▶ **Work request**
Repeat the entries word for word. Leave nothing out.

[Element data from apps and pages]
[Start of Attachment]
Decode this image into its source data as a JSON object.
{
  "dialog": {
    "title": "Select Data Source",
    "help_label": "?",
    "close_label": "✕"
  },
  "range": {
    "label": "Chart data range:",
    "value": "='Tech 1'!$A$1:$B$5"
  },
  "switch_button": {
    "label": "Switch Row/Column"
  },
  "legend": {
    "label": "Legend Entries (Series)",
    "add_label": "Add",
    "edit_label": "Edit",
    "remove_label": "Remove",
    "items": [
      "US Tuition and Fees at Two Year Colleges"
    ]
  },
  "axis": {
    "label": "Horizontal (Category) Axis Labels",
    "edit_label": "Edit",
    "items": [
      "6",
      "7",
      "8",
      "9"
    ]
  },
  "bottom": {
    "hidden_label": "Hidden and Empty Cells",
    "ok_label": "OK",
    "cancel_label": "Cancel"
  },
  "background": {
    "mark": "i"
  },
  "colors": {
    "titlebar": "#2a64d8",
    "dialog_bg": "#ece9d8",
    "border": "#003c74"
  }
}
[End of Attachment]
▶ **Output of the exercise**
Decode this image into its source data as a JSON object.
{
  "dialog": {
    "title": "Select Data Source",
    "help_label": "?",
    "close_label": "✕"
  },
  "range": {
    "label": "Chart data range:",
    "value": "='Tech 1'!$A$1:$B$5"
  },
  "switch_button": {
    "label": "Switch Row/Column"
  },
  "legend": {
    "label": "Legend Entries (Series)",
    "add_label": "Add",
    "edit_label": "Edit",
    "remove_label": "Remove",
    "items": [
      "US Tuition and Fees at Two Year Colleges"
    ]
  },
  "axis": {
    "label": "Horizontal (Category) Axis Labels",
    "edit_label": "Edit",
    "items": [
      "6",
      "7",
      "8",
      "9"
    ]
  },
  "bottom": {
    "hidden_label": "Hidden and Empty Cells",
    "ok_label": "OK",
    "cancel_label": "Cancel"
  },
  "background": {
    "mark": "i"
  },
  "colors": {
    "titlebar": "#2a64d8",
    "dialog_bg": "#ece9d8",
    "border": "#003c74"
  }
}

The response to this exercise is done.